The Philadelphia Orchestra opened its summer season Wednesday night at the Saratoga Performing Arts Center in what turned out to be more than just a night of fabulous music making.
Not only did piano soloist Garrick Ohlsson join the orchestra to play the “Star-Spangled Banner,” but midway through the second movement of the hour-long Rachmaninoff Symphony No. 2 in E minor, the power went out and the hall was thrown into darkness.
As the last few notes of the orchestra ceased and groans from the large crowd began, the lights slowly began to come on. Conductor Stéphane Denève turned to the crowd and said, “The musicians play with all their hearts but not by heart.”
This brought a huge laugh and much applause, especially as the power seemed to fail again before everything came fully on.
It was all part of what made the evening memorable. Ohlsson, who performed Tchaikovsky’s Concerto No. 1 in B-flat minor with effortless virtuosity, was like a rock. His chords in the opening movement’s majestically expansive theme were fully weighted with snappy releases. His touch in the lyrical inner sections was tender and sustained and he sang the long cadenza’s lines with passion. The orchestra dazzled.

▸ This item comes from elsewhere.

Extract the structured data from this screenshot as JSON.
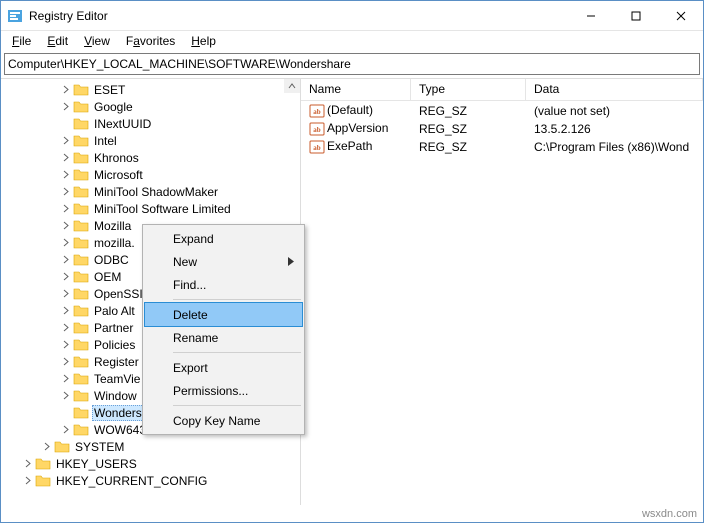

In the second movement, which is such a contrast to the outer two movements, all was delicacy and light. The various solos in the flute, cello and oboe, which were all performed splendidly, echoed a deliciously tranquil theme before a quickening tempo began with frolicking figures.
The finale was bright and hard-edged, with a big sound and strong accents. Ohlsson and Denève were eyeball to eyeball to keep Ohlsson’s huge octave runs in time. The audience jumped to its feet with roars of approval, cheers and whistles. After several curtain calls, Ohlsson gave an encore: Rachmaninoff’s famous Prelude in C-sharp minor. After slow sonorous chords comes the darkly melancholic theme over undulating patterns. It was like a great cathedral of sound. The crowd was electrified.
Rachmaninoff’s symphony hasn’t been done at SPAC in recent years, yet it’s a marvelous work of great color, multi-layers, and an expansive orchestration that gives the entire ensemble plenty to do and has all the composer’s trademark harmonies and long, romantic melodies. Denève conducted the four movements with much intensity and passion. The orchestra sounded incredible.
The first movement began mysteriously before melodies soared. Lyricism was both subtle and dramatic.
The second movement was rollicking and bright only to become languorous. This moved into a kind of part two that was frothy, light and sparkled with a jaunty mood. It ended magically.
The third was a lover’s theme with long beautiful lines that built and built, only to melt away. The finale was quick, festive and bright, with swirling lines and great sweeps of sound.
The crowd gave another standing ovation with cheers and whistles, especially for the various soloists who took a bow.
Tonight, Denève returns with another SPAC favorite, pianist Jean-Yves Thibaudet, in a program of Bernstein, Gershwin and Ravel. And on Friday, Denève will join forces with Cirque de la Symphonie’s trapeze artists, who’ll work to several of John Williams’ movie pieces.